Alzheimer's Foundation of America

Foundation of America

Loneliness in Older Adults: A Public Health Crisis

Loneliness, a very common emotion, can come and go throughout our lives, but it is recognized as a health concern as well. The onset of the coronavirus pandemic and the resulting stay-at-home orders and visitation restrictions at long-term care facilities dramatically increased the prevalence of loneliness among our senior citizens.

“Even before the pandemic, loneliness and social isolation have been considered health risks for older adults, especially those in rural areas and long-term care facilities. Isolation and loneliness are associated with a 50% increased risk of developing dementia, a 32% increased risk of stroke, and a nearly fourfold increased death among heart failure patients,” said gerontologist Anne Asman, MS, Director of Advancement and Outreach with the University of Utah’s Department of Psychiatry, during an AFA Educating America Tour virtual conference. “COVID-19 has exacerbated the risk to a public health crisis. Currently, 43% of Americans ages 60 and over report feeling lonely.”

Asman believes that symptom awareness is needed to combat this crisis. Families and professional caregivers need to be aware of loneliness symptoms that may include depression, anxiety, behavioral and physical changes, onset of new memory issues, weight gain/loss, insomnia or excessive sleeping.

We also need to accept and understand that not all older adults embrace technology. Training seniors (or their families and care staff) how to use platforms like FaceTime, Zoom, and social media is necessary to bridge the current social divide. Ideally, training should be in person, but in the current environment, the phone can be used to walk someone through the connection process step by step and answer questions, rather than simply sending them an email list or a tutorial video. Seniors also need to have the physical tools to utilize these platforms, such as a laptop/tablet/smartphone, data networks, and internet service.

Asman noted, “They can adapt in many instances if there is someone there, even on the phone, to help and tutor them.

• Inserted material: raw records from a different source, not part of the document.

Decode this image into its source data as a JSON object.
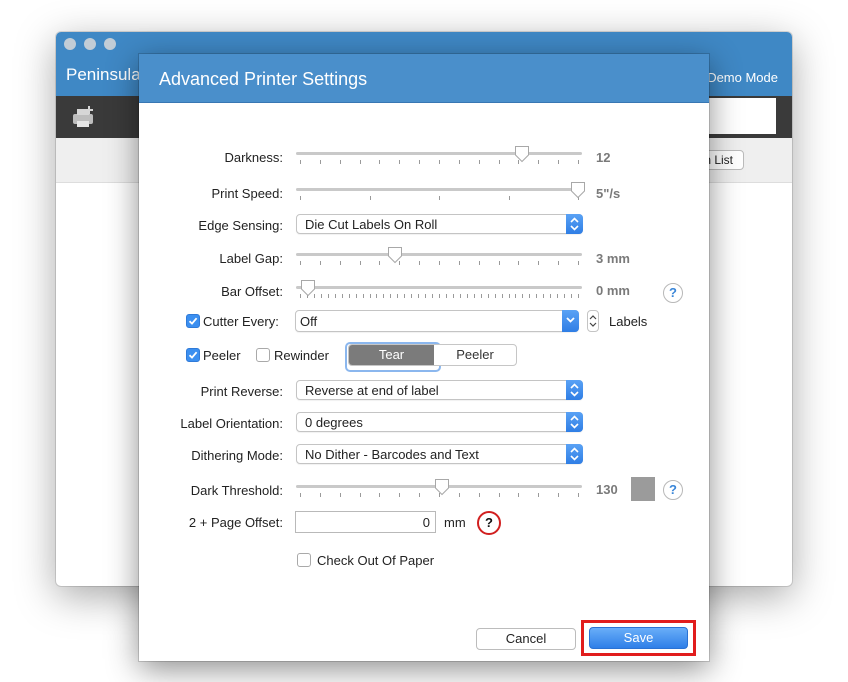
{
  "app": {
    "title": "Peninsula",
    "mode": "Demo Mode",
    "list_button": "n List"
  },
  "dialog": {
    "title": "Advanced Printer Settings",
    "darkness": {
      "label": "Darkness:",
      "value": "12",
      "level": 0.8
    },
    "print_speed": {
      "label": "Print Speed:",
      "value": "5\"/s",
      "level": 1.0
    },
    "edge_sensing": {
      "label": "Edge Sensing:",
      "selected": "Die Cut Labels On Roll"
    },
    "label_gap": {
      "label": "Label Gap:",
      "value": "3 mm",
      "level": 0.34
    },
    "bar_offset": {
      "label": "Bar Offset:",
      "value": "0 mm",
      "level": 0.03
    },
    "cutter_every": {
      "label": "Cutter Every:",
      "checked": true,
      "selected": "Off",
      "unit": "Labels"
    },
    "peeler_checkbox": {
      "label": "Peeler",
      "checked": true
    },
    "rewinder_checkbox": {
      "label": "Rewinder",
      "checked": false
    },
    "mode_segment": {
      "options": [
        "Tear",
        "Peeler"
      ],
      "selected": "Tear"
    },
    "print_reverse": {
      "label": "Print Reverse:",
      "selected": "Reverse at end of label"
    },
    "label_orientation": {
      "label": "Label Orientation:",
      "selected": "0 degrees"
    },
    "dithering_mode": {
      "label": "Dithering Mode:",
      "selected": "No Dither - Barcodes and Text"
    },
    "dark_threshold": {
      "label": "Dark Threshold:",
      "value": "130",
      "level": 0.51
    },
    "page_offset": {
      "label": "2 + Page Offset:",
      "value": "0",
      "unit": "mm"
    },
    "check_out_of_paper": {
      "label": "Check Out Of Paper",
      "checked": false
    },
    "help_text": "?",
    "cancel_label": "Cancel",
    "save_label": "Save"
  },
  "colors": {
    "header_blue": "#4a8fcb",
    "accent_blue": "#3b8ff0",
    "highlight_red": "#e11d1d",
    "swatch_gray": "#9b9b9b"
  }
}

Once they’re in, they love it.”

Connecting seniors with online activities, such as virtual tours, music performances, and activity programming, is a helpful way for seniors to stay connected. A variety of places and organizations offer these services now, including AFA, which provides daily activity programming on its Facebook page (visit to view the schedule).

“If we can get seniors trained and online to take advantage of these opportunities, they probably won’t be lonely for very long. Let’s get them connected!” Asman said.

This article originally appeared in Alzheimer’s TODAY, Volume 15, Number 4, published by AFA. View the entire issue here.